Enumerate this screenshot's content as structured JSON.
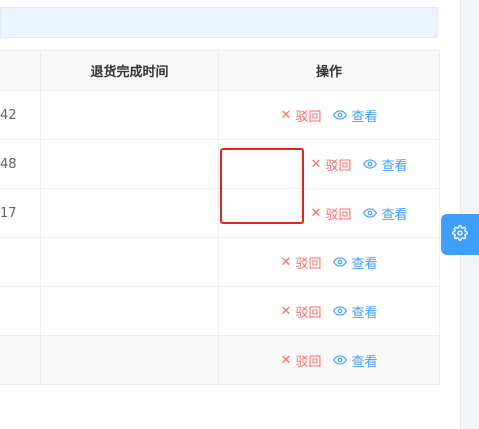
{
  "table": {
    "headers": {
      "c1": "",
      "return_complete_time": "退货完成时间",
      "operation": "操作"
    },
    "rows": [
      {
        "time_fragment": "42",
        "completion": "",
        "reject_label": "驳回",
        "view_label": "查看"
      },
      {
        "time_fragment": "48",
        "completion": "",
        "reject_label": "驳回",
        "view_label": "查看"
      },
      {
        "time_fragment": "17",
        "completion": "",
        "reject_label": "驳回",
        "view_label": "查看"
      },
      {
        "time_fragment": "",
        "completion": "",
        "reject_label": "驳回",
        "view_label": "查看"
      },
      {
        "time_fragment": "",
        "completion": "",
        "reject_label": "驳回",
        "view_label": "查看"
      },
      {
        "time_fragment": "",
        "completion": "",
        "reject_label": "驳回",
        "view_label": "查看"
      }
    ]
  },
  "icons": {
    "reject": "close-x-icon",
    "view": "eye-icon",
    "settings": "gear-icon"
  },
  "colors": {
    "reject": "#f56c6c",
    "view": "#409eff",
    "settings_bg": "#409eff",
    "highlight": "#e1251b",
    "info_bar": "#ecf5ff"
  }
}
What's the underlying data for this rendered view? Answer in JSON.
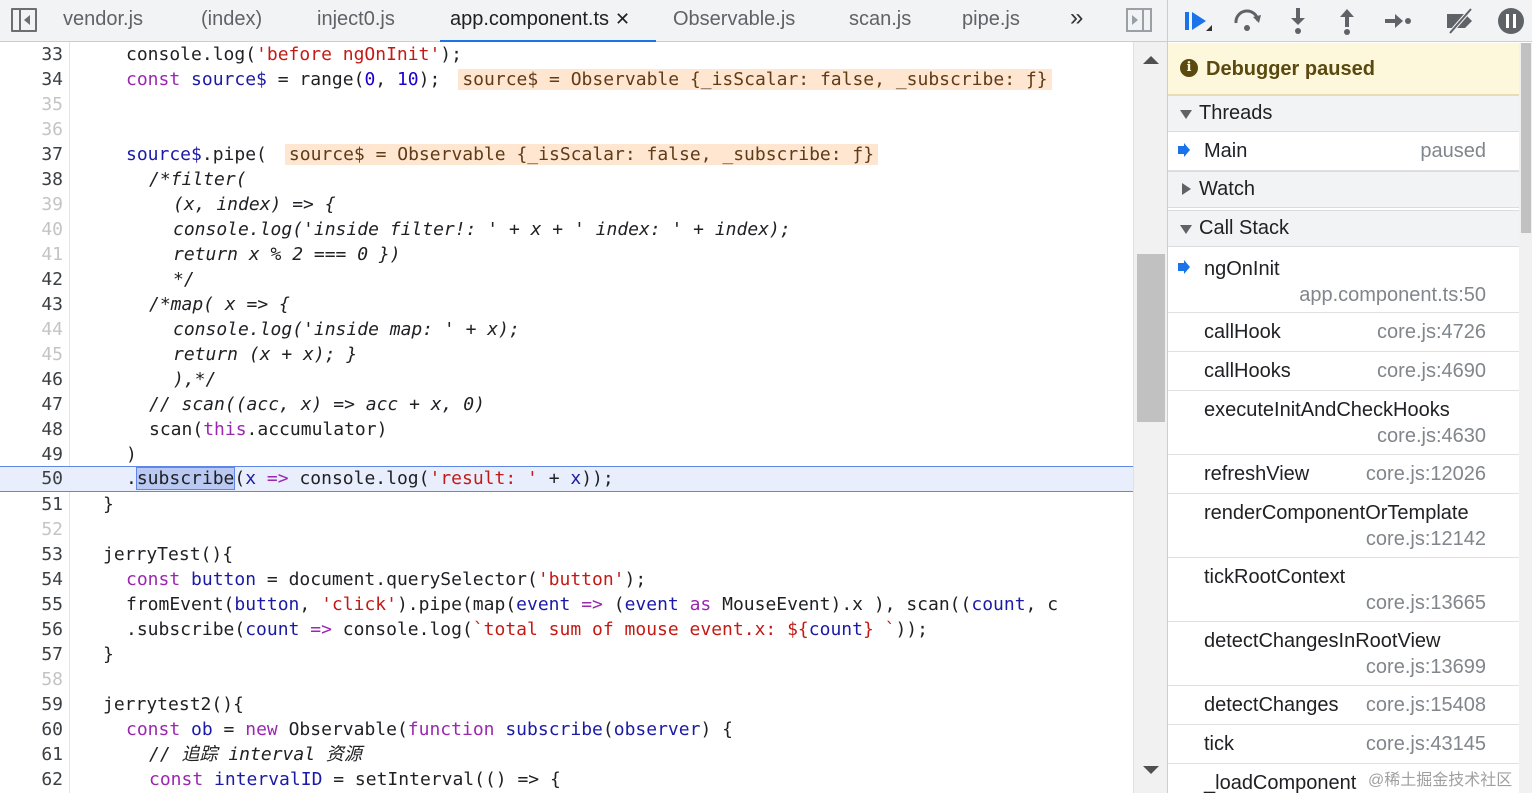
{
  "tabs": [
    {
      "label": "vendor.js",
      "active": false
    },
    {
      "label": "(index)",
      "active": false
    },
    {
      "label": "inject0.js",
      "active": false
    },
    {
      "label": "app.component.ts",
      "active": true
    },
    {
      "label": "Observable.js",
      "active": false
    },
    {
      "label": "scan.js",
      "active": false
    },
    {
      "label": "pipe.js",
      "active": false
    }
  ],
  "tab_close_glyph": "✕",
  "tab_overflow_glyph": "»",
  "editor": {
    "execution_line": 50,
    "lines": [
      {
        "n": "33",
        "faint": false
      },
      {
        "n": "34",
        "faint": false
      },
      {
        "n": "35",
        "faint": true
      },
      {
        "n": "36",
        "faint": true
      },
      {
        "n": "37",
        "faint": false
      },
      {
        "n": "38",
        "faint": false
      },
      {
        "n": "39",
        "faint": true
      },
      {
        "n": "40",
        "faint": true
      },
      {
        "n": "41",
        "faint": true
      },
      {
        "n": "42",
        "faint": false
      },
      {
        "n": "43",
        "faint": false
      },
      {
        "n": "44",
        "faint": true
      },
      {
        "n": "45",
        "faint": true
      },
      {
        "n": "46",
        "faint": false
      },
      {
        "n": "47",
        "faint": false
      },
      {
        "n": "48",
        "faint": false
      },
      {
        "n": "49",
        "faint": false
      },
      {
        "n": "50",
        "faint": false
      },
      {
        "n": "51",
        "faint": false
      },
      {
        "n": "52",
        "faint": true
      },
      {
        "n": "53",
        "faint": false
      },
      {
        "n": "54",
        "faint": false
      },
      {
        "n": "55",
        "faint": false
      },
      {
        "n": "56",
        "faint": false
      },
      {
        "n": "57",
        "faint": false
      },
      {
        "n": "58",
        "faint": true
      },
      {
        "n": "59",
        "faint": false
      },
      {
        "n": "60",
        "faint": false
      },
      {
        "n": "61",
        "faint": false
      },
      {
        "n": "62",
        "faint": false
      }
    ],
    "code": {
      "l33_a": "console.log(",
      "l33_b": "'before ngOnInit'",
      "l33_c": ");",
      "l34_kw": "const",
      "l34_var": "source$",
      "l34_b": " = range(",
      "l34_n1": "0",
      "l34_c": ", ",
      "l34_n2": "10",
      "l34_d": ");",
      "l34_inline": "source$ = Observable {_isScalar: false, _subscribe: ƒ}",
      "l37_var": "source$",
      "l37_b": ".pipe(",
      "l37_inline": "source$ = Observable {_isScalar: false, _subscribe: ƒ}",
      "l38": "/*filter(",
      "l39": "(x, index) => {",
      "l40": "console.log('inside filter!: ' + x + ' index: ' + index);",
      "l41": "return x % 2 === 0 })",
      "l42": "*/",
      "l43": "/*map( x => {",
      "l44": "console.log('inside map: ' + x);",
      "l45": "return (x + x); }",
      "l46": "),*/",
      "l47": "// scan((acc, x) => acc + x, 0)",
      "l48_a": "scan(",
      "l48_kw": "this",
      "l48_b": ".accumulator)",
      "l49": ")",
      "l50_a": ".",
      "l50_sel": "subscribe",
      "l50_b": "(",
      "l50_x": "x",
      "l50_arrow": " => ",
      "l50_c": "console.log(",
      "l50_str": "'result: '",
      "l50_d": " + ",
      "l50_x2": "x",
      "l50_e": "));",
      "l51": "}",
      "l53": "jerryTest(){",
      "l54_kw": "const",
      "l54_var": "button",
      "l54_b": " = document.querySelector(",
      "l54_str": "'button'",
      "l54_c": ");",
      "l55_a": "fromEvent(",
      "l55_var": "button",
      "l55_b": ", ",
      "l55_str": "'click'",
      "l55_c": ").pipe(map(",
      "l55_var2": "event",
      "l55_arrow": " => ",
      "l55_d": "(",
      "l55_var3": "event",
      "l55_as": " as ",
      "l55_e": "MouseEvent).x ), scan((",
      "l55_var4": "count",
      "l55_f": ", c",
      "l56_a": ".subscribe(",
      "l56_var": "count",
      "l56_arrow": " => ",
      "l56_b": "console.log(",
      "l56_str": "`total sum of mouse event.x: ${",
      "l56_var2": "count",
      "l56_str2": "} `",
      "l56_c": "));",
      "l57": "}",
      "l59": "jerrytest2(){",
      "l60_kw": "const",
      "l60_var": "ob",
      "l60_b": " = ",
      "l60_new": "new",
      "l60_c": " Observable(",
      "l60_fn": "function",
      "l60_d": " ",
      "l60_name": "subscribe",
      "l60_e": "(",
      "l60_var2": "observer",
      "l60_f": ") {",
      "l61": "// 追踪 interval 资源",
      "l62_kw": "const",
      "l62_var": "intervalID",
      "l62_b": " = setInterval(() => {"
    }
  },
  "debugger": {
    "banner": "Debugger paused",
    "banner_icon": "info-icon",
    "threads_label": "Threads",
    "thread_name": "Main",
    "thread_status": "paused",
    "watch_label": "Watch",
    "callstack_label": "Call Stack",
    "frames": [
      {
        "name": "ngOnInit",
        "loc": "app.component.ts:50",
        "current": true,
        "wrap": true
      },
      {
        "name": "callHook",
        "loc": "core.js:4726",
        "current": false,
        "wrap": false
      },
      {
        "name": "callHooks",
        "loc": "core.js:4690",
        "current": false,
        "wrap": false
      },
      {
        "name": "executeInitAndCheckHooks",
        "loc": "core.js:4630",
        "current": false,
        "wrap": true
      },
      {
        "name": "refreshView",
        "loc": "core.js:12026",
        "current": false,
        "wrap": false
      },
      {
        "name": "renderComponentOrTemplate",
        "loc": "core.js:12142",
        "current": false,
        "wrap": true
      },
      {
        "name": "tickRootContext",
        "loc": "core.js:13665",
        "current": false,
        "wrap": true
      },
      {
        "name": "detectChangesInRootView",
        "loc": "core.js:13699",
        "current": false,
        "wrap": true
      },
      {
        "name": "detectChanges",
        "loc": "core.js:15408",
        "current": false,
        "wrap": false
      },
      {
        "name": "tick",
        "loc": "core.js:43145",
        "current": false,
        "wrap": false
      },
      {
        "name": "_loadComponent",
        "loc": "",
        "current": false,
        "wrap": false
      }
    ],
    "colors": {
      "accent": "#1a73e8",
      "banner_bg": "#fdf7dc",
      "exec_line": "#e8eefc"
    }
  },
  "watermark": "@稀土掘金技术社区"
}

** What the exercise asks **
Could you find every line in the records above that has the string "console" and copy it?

** Solution for this task **
      "l33_a": "console.log(",
      "l40": "console.log('inside filter!: ' + x + ' index: ' + index);",
      "l44": "console.log('inside map: ' + x);",
      "l50_c": "console.log(",
      "l56_b": "console.log(",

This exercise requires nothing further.